What's the background?
Last week, NFL Commissioner Roger Goodell announced a leaguewide ban on kneeling during the playing of the national anthem.
Players, however, are also not required to leave their locker rooms during the national anthem.
“It was unfortunate that on-field protests created a false perception among many that thousands of NFL players were unpatriotic,” the statement added. “This is not and was never the case.”
Goodell’s statement concluded, “We believe today’s decision will keep our focus on the game and the extraordinary athletes who play it — and on our fans who enjoy it.”
So what about this survey?
SurveyMonkey reported findings that 54 percent of Americans surveyed said that they supported the NFL's ban on kneeling, while 43 percent of those surveyed said that they did not approve of the ban.
- Of American NFL fans, 56 percent approved of the ban, and 42 percent opposed it.
- Of those who considered themselves to be "big fans" of the NFL, 59 percent approved, while 40 percent did not.
- Of American Democrats surveyed, 65 percent did not approve of the ban.
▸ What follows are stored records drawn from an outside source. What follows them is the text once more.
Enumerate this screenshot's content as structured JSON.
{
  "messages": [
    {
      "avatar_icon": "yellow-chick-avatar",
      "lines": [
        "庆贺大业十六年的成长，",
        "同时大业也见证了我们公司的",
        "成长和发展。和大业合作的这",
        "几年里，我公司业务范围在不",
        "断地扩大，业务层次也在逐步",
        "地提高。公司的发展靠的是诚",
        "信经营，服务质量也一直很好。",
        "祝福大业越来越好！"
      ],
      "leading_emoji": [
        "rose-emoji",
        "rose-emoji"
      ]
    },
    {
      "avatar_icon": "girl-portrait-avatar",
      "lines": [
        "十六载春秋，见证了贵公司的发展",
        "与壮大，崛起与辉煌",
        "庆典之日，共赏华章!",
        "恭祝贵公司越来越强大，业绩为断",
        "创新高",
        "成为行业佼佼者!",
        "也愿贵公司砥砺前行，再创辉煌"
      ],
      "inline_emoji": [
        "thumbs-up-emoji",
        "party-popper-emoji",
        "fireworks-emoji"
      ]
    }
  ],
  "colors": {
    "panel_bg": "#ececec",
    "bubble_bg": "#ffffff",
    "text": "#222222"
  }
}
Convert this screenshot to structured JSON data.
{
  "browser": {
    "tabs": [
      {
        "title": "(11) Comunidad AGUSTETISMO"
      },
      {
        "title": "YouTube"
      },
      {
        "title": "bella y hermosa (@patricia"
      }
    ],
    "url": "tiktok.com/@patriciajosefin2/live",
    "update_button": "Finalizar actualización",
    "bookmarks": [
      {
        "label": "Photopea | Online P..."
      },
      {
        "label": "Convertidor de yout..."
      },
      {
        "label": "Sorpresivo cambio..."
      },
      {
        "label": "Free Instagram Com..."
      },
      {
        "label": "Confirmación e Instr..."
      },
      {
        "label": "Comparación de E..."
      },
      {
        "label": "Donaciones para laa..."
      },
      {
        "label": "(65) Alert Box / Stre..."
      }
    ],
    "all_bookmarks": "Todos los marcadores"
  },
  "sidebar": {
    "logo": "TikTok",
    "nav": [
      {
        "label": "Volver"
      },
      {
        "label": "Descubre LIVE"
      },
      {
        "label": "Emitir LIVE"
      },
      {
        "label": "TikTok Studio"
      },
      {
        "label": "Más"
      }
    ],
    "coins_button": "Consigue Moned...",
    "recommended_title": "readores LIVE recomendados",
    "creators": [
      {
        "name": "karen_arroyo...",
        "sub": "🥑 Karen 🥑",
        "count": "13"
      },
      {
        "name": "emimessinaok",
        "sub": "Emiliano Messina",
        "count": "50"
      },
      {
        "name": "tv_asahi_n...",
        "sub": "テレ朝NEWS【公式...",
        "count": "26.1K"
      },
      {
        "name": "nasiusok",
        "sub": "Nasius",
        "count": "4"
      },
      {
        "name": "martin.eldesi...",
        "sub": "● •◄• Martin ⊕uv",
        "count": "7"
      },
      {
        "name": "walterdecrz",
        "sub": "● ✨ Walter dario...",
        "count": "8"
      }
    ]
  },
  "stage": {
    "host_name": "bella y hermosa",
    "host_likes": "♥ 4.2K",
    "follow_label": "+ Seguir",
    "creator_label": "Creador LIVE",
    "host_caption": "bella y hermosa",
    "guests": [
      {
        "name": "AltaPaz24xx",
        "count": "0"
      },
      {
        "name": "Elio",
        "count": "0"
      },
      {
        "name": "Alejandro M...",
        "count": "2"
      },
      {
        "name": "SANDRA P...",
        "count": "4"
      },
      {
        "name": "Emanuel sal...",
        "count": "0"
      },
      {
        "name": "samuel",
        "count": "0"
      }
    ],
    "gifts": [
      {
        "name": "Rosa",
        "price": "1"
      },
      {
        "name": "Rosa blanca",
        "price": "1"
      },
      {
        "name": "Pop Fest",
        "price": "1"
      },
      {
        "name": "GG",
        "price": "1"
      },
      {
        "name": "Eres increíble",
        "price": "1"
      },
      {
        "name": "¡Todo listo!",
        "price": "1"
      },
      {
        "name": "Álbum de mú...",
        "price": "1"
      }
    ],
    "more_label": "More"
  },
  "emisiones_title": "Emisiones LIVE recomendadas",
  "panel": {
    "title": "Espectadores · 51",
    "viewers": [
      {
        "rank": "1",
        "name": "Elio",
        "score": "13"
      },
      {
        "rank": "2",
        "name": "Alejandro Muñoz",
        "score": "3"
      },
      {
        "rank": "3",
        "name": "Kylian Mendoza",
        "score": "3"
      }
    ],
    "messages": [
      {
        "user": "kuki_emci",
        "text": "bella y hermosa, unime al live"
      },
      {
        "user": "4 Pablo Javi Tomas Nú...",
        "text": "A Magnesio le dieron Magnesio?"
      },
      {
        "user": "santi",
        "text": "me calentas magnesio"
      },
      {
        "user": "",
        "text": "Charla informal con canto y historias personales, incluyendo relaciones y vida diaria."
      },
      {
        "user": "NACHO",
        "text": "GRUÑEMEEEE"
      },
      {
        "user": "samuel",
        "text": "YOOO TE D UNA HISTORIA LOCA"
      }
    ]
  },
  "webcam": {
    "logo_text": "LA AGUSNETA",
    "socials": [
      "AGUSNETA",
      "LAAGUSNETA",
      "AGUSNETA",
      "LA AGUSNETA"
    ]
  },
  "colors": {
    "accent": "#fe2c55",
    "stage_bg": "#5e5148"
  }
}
While 62 percent of American Democrats also said that kneeling during the playing of "The Star-Spangled Banner" has nothing to do with patriotism.
Regardless, 63 percent of those surveyed said that the policy will not have an effect on their plans to watch the NFL's upcoming season.
Twenty-one percent say that they are "now less likely to watch," and 13 percent say that they are more likely to watch the upcoming season as a result of the kneeling ban.
The poll, which was released on Wednesday, included responses from 1,795 U.S. adults. The survey was conducted May 24-25, and has a margin of error of plus or minus 3 percentage points.
You can read the survey's full results here.